Page and application data records:
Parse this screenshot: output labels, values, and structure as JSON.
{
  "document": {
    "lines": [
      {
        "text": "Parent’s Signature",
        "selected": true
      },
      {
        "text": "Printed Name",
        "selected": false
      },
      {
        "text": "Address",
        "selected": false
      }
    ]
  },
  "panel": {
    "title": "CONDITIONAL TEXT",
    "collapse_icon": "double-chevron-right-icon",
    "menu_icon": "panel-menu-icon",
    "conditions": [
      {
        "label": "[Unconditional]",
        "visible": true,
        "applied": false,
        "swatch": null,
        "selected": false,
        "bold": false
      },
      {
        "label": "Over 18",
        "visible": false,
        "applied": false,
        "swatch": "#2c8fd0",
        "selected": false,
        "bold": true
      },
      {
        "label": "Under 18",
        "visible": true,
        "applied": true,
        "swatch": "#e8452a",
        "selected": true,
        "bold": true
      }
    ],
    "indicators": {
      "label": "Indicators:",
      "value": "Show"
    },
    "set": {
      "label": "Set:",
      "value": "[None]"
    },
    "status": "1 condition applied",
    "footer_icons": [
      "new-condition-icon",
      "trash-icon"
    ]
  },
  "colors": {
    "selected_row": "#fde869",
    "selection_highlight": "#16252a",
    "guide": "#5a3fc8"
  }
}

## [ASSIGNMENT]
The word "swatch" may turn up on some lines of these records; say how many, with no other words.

## [RESULT FOR THIS EXERCISE]
3